The PlayBook by all accounts certainly has the great hardware. It’s a BlackBerry, so chances are, it will play nicely in the enterprise. Pricing is competitive with iPad, but it’s severely lacking in apps. Unless it can jump start its developer ecosystem quickly, it’s a nice piece of technology without a lot of practical application for business users.
Last week, HP announced the new TouchPad running WebOS will go on sale July 1st with a price for a 16GB model starting at $499.99, the exact same price as the 16GB iPad and the 16GB PlayBook. Given the sophistication of the hardware involved, and Apple’s supply chain acumen, it’s apparently hard for competitors to cut pricing much below that, although undercutting the iPad by $50 or even $100 would certainly make these devices (all things being equal of course) more attractive to organizations looking to introduce tablets, but shy about making a big investment.
It’s also unclear how well stocked the TouchPad application store will be. As John Paczkowski wrote on All Things Digital on Friday, “As I’ve said before, its application and content ecosystem might need growing, but the TouchPad looks like it’s got a decent shot at becoming the frontrunner in the massing horde of tablet hopefuls chasing Apple’s iPad.”
That’s a big if though because the success of any of these devices competing with the iPad is going to hinge on the number and quality of their apps. Nice hardware and a well-designed OS is not going to be enough to propel any of these tablets past Apple.
The only way to sell against Apple right now, as I see it, is to make your tablet the must-have *business* device. Forget about Angry Birds. The users may crave that, but the IT pros supporting them and the CIOs buying them want these devices to mean business first and foremost.

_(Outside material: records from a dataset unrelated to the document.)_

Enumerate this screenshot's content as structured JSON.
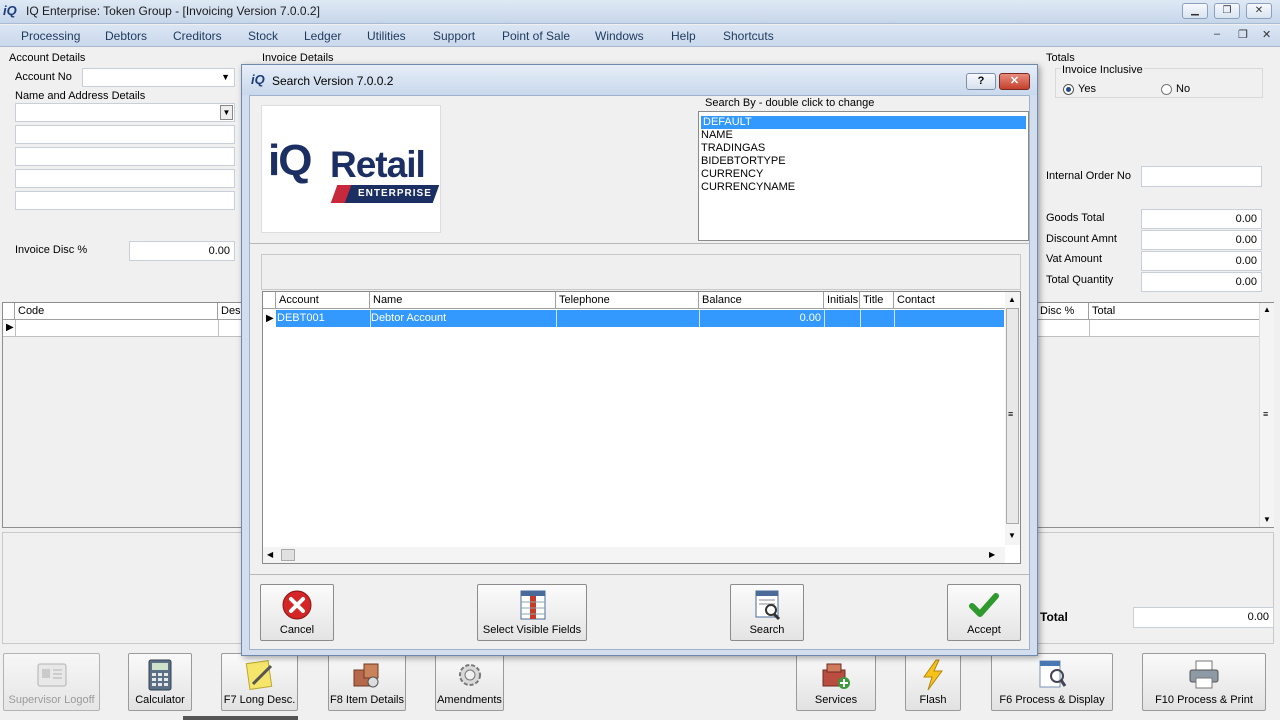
{
  "window": {
    "logo": "iQ",
    "title": "IQ Enterprise: Token Group - [Invoicing Version 7.0.0.2]",
    "min": "▁",
    "max": "❐",
    "close": "✕"
  },
  "menu": [
    "Processing",
    "Debtors",
    "Creditors",
    "Stock",
    "Ledger",
    "Utilities",
    "Support",
    "Point of Sale",
    "Windows",
    "Help",
    "Shortcuts"
  ],
  "mdi": {
    "min": "–",
    "restore": "❐",
    "close": "✕"
  },
  "account": {
    "section": "Account Details",
    "account_no_label": "Account No",
    "name_address_label": "Name and Address Details",
    "invoice_disc_label": "Invoice Disc %",
    "invoice_disc_value": "0.00"
  },
  "invoice_details_label": "Invoice Details",
  "totals": {
    "section": "Totals",
    "inclusive_label": "Invoice Inclusive",
    "yes": "Yes",
    "no": "No",
    "internal_order_label": "Internal Order No",
    "goods_total_label": "Goods Total",
    "goods_total": "0.00",
    "discount_label": "Discount Amnt",
    "discount": "0.00",
    "vat_label": "Vat Amount",
    "vat": "0.00",
    "qty_label": "Total Quantity",
    "qty": "0.00",
    "total_label": "Total",
    "total": "0.00"
  },
  "lines_grid": {
    "code": "Code",
    "desc": "Desc",
    "disc": "Disc %",
    "total": "Total"
  },
  "dialog": {
    "logo": "iQ",
    "title": "Search Version 7.0.0.2",
    "help": "?",
    "close": "✕",
    "brand_iq": "iQ",
    "brand_retail": "Retail",
    "brand_enterprise": "ENTERPRISE",
    "search_by_label": "Search By - double click to change",
    "search_by_options": [
      "DEFAULT",
      "NAME",
      "TRADINGAS",
      "BIDEBTORTYPE",
      "CURRENCY",
      "CURRENCYNAME"
    ],
    "columns": [
      "Account",
      "Name",
      "Telephone",
      "Balance",
      "Initials",
      "Title",
      "Contact"
    ],
    "rows": [
      {
        "account": "DEBT001",
        "name": "Debtor Account",
        "telephone": "",
        "balance": "0.00",
        "initials": "",
        "title": "",
        "contact": ""
      }
    ],
    "buttons": {
      "cancel": "Cancel",
      "select_fields": "Select Visible Fields",
      "search": "Search",
      "accept": "Accept"
    }
  },
  "bottom_buttons": {
    "supervisor": "Supervisor Logoff",
    "calculator": "Calculator",
    "long_desc": "F7 Long Desc.",
    "item_details": "F8 Item Details",
    "amendments": "Amendments",
    "services": "Services",
    "flash": "Flash",
    "process_display": "F6 Process & Display",
    "process_print": "F10 Process & Print"
  },
  "colors": {
    "selection": "#3399ff",
    "accent": "#1e395b",
    "cancel_red": "#d42626",
    "accept_green": "#2e9a2e"
  }
}
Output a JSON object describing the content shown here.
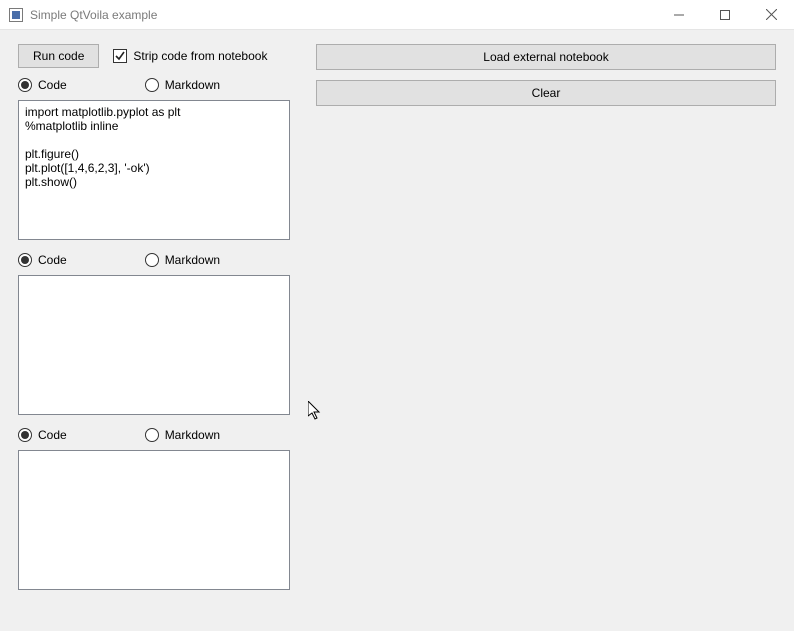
{
  "window": {
    "title": "Simple QtVoila example"
  },
  "toolbar": {
    "run_label": "Run code",
    "strip_label": "Strip code from notebook"
  },
  "right": {
    "load_label": "Load external notebook",
    "clear_label": "Clear"
  },
  "radios": {
    "code_label": "Code",
    "markdown_label": "Markdown"
  },
  "cells": [
    {
      "content": "import matplotlib.pyplot as plt\n%matplotlib inline\n\nplt.figure()\nplt.plot([1,4,6,2,3], '-ok')\nplt.show()"
    },
    {
      "content": ""
    },
    {
      "content": ""
    }
  ]
}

Photo by IntelFreePress on Flickr. Used under Creative Commons License.